There’s sometimes a distinction between “citizen/national” and “member of ethnic group” – The “Swedish” live in Sweden and are (at keast nominally) subjects of Köning Karl XVI Gustav; the “Swedes” mostly live in Sweden but also constitute a substantial minority in Finland, as well as other enclaves.

That should be “Grecian,” but “Greek” is the preferred style, I think (except for urns and formulas ;)).

Two other odd, subnational suffixes: residents of Liverpool are “Liverpudlians,” and those of Manchester are “Mancunians.”

“Welsh” is originally an “-ish” word, but sound changes over time have disguised that. I suspect “French” falls into that category as well.

One other highly interesting usage is that inhabitants of the older cities of Europe (along with the adjectives referencing those cities) are quite often formed from the ancient Greek or Latin name of the city:

Naples (Napoli) – formerly Neapolis – Neapolitan
Marseilles – formerly Massilia – Massilian
Manchester – formerly Mancunia Castra – Mancunian (as noted by Elendil’s Heir)

Punjab, Afghania, Kashmir, Sindh, Balochistan. It was originally coined as Pakstan - the i was added by Jinnah to make it flow better.

After checking, yes, French and Welsh are contractions of Frankish (OE frenciscand Wal-ish (OE wielisc). In both cases common use brought about contraction and the suffix caused the A to raise to E. “Wal-ish” just means “foreign,” which is sort of amusing considering their history with the English.

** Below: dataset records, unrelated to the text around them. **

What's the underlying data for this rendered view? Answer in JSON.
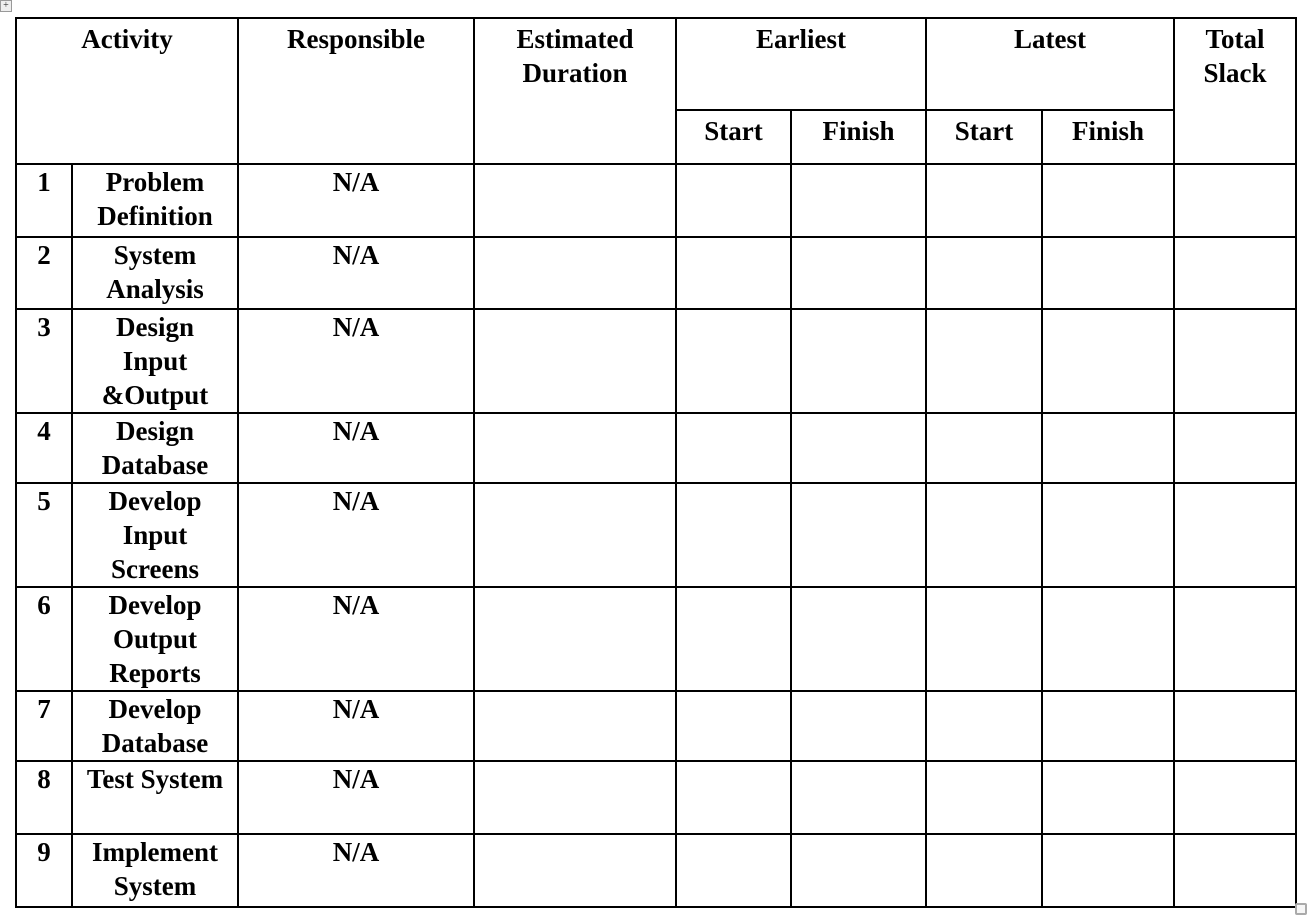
{
  "header": {
    "activity": "Activity",
    "responsible": "Responsible",
    "estimated_duration": "Estimated Duration",
    "earliest": "Earliest",
    "latest": "Latest",
    "total_slack": "Total Slack",
    "earliest_start": "Start",
    "earliest_finish": "Finish",
    "latest_start": "Start",
    "latest_finish": "Finish"
  },
  "rows": [
    {
      "num": "1",
      "activity": "Problem Definition",
      "responsible": "N/A"
    },
    {
      "num": "2",
      "activity": "System Analysis",
      "responsible": "N/A"
    },
    {
      "num": "3",
      "activity": "Design Input &Output",
      "responsible": "N/A"
    },
    {
      "num": "4",
      "activity": "Design Database",
      "responsible": "N/A"
    },
    {
      "num": "5",
      "activity": "Develop Input Screens",
      "responsible": "N/A"
    },
    {
      "num": "6",
      "activity": "Develop Output Reports",
      "responsible": "N/A"
    },
    {
      "num": "7",
      "activity": "Develop Database",
      "responsible": "N/A"
    },
    {
      "num": "8",
      "activity": "Test System",
      "responsible": "N/A"
    },
    {
      "num": "9",
      "activity": "Implement System",
      "responsible": "N/A"
    }
  ]
}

“Greekish” was apparently the dominant form in English until the 18th century, and still in use until the end of the 19th. The shorter form “Greek” is borrowed from French grec. Many of the abberant forms are because they are newer to the English language and / or filtered through French. “Cypriot” has the variant “Cyprian,” both attested from the 16th century.

I believe “Grecian” (only one e) is only used to refer to artifacts from the ancient Greek civilisation, such as a Grecian urn, but even here “Greek” is more common. I’ve never heard of “Grecian” being used to refer to modern Greeks.

Another example of this sort of thing, “Israelite” is only ever used to refer to the ancient people, never the modern Israelis.

No… Thailand drops the suffix and becomes Thai.

So aren’t all the -land countries a “land of the…” case? Should then people from England be the Engs, just as people from Thailand are Thai and people from Kazakhstan are Kazakh? Is Poles acceptable for people from Poland (or is it somehow not PC)?

England comes from the Angles (they of -Saxon fame), who of course predate modern English by some time. Kazakhstan, Thailand and Poland are all fairly recent Anglicizations of native names for those places, and so haven’t changed much.

I think something the OP has missed is that we don’t form adjectives from country names. Generally, we form country names from adjectives (or the noun form of the locals, which is often the same thing).

There doesn’t seem to be much rhyme or reason to it. Another counterexample: English references to residents of Germany simply drop the last letter of the word.

I believe this is also the case with some of the OP’s examples. I’d say there may be a difference between an “Uzbek” and an “Uzbekistani”, for example.

The countries that form their demonym by adding an -i are for the most part Islamic countries as well as Israel. Could it be possible that this comes from the way these adjectives are formed in Semitic languages?

Plenty of languages have regulatory bodies whose purpose is to establish a common standard. I believe you are German, constanze: even the German language appears to have one. For the most part what they do is establish a single written standard for official publications (certainly a useful goal), not tell people how to speak, which is useless especially given the dialectal differences.

Greeks are also known as Hellenes (from Hellas, the Greek word for Greece).

Swiss can be also be referred to as Helvetians (from the Latin name for the area).

And Italians as Times New Roman.

Not in English, they can’t.